══ RECORDS TO USE

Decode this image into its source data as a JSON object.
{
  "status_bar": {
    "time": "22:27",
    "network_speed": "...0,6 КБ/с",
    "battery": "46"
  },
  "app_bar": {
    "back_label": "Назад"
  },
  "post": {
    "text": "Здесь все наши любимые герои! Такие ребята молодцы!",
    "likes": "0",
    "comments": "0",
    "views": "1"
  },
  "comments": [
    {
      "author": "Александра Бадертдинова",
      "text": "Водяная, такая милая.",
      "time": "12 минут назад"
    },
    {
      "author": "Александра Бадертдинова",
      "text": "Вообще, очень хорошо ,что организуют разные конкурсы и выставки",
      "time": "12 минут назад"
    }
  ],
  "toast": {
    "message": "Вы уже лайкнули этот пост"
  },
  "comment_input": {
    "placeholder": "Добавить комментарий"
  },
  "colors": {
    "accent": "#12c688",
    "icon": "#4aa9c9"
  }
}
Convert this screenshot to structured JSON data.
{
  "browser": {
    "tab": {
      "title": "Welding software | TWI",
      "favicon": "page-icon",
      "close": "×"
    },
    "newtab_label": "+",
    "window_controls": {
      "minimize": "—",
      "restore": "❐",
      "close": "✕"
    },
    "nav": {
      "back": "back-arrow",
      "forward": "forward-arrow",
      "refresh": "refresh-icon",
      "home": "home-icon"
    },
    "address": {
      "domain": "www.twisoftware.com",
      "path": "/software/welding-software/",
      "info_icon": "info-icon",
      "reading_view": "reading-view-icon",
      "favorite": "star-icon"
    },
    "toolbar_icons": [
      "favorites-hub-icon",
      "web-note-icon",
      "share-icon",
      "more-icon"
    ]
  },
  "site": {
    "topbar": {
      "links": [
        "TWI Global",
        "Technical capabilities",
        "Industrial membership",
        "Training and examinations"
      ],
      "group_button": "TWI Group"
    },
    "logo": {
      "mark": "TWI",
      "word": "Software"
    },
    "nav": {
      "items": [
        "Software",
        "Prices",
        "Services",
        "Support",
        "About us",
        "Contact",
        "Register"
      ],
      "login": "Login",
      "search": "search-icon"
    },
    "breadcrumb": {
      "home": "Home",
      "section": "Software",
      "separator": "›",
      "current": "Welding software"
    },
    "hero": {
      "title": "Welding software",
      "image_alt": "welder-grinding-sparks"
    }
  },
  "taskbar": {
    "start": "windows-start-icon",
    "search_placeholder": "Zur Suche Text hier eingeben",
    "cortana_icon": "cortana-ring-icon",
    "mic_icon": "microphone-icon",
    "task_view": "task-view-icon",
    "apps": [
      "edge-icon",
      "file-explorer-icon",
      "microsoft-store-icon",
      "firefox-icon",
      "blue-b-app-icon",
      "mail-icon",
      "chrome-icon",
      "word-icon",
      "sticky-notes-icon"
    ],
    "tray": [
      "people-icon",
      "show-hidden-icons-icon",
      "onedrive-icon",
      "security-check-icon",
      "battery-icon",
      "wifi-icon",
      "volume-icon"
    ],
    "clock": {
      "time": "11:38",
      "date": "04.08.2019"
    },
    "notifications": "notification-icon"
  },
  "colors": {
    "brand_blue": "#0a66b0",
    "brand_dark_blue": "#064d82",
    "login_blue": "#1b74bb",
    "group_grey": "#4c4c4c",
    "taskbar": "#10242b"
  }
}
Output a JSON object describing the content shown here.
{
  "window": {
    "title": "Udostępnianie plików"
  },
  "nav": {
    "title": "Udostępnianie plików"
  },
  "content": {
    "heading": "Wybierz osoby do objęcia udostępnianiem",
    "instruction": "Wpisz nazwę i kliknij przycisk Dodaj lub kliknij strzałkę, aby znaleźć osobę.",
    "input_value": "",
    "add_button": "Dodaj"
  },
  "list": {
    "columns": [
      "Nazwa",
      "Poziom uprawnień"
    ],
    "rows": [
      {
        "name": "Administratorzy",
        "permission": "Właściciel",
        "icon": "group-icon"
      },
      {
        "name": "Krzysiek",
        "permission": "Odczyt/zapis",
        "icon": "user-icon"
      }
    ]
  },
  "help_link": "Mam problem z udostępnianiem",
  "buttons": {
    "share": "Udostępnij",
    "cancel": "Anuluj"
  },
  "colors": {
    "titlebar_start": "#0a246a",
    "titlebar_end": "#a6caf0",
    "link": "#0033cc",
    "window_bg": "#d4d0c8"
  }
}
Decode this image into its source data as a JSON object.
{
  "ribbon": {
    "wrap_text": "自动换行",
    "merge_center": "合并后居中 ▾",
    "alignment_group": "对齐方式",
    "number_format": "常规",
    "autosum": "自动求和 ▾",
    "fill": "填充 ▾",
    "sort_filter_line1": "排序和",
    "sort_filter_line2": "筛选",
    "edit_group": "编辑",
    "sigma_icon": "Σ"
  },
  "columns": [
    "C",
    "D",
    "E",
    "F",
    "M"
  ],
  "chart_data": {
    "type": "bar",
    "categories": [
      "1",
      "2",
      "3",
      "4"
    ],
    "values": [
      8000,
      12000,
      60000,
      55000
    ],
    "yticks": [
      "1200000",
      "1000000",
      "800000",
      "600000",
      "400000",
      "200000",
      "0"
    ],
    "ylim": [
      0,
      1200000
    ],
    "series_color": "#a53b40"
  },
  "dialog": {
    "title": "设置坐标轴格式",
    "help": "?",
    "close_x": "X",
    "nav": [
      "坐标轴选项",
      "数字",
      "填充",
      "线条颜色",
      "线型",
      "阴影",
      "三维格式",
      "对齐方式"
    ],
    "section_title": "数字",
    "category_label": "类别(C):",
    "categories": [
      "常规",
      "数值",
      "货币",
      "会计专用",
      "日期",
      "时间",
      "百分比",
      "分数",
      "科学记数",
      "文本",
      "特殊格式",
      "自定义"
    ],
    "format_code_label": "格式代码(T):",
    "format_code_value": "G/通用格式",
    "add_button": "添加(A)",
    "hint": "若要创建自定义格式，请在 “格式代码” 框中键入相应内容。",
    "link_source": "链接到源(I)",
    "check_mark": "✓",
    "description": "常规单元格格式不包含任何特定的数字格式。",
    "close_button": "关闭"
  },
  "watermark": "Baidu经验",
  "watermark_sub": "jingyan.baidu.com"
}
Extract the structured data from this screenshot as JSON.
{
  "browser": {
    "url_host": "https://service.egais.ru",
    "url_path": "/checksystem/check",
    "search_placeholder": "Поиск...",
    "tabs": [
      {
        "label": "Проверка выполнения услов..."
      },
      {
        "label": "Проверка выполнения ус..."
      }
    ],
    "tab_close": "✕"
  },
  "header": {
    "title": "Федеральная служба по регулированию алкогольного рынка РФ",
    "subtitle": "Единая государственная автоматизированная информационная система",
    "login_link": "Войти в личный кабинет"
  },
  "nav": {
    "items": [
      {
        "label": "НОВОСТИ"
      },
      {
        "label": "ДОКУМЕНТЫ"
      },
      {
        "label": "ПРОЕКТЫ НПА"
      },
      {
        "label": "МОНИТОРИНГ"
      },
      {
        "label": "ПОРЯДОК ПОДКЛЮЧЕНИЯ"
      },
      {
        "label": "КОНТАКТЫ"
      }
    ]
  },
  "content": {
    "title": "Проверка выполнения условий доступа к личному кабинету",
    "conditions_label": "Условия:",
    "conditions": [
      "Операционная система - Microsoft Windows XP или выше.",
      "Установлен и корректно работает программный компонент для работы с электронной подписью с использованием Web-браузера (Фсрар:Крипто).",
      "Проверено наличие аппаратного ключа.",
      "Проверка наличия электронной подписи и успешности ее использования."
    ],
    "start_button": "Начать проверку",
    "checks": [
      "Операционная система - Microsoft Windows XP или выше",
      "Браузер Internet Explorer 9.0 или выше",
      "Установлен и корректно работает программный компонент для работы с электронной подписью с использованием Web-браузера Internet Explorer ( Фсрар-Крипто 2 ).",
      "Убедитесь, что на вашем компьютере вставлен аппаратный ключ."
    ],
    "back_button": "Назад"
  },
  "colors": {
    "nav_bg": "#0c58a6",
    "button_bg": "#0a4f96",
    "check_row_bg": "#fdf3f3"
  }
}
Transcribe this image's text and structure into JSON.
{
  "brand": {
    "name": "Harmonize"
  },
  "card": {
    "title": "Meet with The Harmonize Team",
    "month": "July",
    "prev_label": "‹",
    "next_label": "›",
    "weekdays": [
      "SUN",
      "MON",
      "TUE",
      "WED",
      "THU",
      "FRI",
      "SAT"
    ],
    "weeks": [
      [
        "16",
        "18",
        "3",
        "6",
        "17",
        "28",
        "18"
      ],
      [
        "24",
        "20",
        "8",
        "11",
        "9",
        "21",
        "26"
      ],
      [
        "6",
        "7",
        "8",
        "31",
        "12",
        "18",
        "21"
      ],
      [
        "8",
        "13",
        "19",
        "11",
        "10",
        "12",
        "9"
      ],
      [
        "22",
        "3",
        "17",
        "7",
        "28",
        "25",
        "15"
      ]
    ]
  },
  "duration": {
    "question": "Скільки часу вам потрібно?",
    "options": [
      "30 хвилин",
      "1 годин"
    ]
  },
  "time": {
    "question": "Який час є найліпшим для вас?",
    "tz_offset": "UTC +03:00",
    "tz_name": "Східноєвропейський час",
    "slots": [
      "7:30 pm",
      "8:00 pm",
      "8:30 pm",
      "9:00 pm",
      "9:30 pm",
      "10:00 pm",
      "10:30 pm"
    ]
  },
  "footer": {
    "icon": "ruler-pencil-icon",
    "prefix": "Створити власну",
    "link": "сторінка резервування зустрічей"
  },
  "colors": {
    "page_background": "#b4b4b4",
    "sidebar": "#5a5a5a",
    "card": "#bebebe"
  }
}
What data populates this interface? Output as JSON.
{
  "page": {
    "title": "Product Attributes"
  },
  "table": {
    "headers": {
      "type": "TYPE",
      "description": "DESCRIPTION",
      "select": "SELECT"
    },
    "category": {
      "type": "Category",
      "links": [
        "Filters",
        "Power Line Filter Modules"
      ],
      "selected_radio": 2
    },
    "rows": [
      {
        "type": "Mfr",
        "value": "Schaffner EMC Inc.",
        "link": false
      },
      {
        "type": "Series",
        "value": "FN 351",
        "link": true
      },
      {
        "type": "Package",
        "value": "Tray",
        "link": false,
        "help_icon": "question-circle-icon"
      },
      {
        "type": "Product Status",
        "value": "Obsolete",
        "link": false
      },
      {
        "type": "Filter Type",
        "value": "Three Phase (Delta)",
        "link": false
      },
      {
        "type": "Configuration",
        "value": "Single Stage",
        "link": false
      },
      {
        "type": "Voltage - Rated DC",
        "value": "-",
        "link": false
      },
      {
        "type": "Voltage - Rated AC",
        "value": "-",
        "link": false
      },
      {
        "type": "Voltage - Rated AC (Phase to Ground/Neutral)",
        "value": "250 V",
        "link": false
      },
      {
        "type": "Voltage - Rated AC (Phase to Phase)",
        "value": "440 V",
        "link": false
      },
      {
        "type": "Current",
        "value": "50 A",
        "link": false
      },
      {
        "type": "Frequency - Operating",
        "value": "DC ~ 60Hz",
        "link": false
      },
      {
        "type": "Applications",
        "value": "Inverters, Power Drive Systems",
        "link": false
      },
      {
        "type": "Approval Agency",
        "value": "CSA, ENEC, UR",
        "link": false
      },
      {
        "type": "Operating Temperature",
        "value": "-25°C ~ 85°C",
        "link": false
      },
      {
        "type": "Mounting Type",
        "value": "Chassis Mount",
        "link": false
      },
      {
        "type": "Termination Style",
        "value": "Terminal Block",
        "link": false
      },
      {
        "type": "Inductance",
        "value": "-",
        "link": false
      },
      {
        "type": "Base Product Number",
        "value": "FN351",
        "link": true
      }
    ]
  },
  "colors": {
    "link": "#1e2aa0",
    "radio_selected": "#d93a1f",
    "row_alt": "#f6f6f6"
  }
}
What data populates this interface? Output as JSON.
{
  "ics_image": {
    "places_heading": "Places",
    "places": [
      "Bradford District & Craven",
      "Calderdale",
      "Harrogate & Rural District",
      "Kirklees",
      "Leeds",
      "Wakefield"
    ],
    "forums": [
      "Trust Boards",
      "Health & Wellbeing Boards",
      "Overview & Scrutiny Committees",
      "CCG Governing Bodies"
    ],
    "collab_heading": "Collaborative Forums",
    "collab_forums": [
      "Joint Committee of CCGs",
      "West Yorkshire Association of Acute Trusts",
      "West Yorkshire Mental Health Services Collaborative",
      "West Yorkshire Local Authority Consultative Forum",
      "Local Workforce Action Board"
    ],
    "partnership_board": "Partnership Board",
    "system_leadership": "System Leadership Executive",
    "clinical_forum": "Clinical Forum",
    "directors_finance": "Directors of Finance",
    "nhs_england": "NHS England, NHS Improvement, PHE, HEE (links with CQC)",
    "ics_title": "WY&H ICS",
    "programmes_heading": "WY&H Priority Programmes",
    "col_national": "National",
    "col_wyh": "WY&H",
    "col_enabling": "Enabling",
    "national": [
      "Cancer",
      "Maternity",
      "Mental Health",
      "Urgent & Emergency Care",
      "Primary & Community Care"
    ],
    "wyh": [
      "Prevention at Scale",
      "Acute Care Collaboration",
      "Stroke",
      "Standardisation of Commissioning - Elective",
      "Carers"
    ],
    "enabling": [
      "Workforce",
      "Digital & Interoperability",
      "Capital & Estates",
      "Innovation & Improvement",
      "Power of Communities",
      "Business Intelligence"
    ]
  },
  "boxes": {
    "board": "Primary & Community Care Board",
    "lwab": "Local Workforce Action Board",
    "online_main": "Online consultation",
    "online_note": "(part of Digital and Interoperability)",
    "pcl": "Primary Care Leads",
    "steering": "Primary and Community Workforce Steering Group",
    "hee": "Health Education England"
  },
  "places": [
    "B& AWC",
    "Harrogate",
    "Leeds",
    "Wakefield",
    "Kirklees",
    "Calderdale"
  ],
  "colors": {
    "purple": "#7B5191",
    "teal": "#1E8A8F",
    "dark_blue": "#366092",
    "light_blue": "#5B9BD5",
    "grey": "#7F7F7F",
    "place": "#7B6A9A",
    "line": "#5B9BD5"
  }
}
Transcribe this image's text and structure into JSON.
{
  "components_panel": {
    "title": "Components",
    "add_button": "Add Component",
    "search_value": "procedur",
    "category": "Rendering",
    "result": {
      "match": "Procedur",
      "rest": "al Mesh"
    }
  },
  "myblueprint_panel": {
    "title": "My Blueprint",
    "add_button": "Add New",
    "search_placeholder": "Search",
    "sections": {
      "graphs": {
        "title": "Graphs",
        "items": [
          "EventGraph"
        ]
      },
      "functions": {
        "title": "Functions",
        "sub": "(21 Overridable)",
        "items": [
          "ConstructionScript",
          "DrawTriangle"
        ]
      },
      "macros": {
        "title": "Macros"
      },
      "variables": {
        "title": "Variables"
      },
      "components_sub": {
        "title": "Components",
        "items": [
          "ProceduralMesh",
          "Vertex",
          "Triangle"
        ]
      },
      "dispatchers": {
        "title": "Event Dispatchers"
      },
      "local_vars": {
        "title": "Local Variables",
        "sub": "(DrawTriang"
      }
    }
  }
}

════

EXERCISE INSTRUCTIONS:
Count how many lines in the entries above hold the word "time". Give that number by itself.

TASK OUTPUT:
5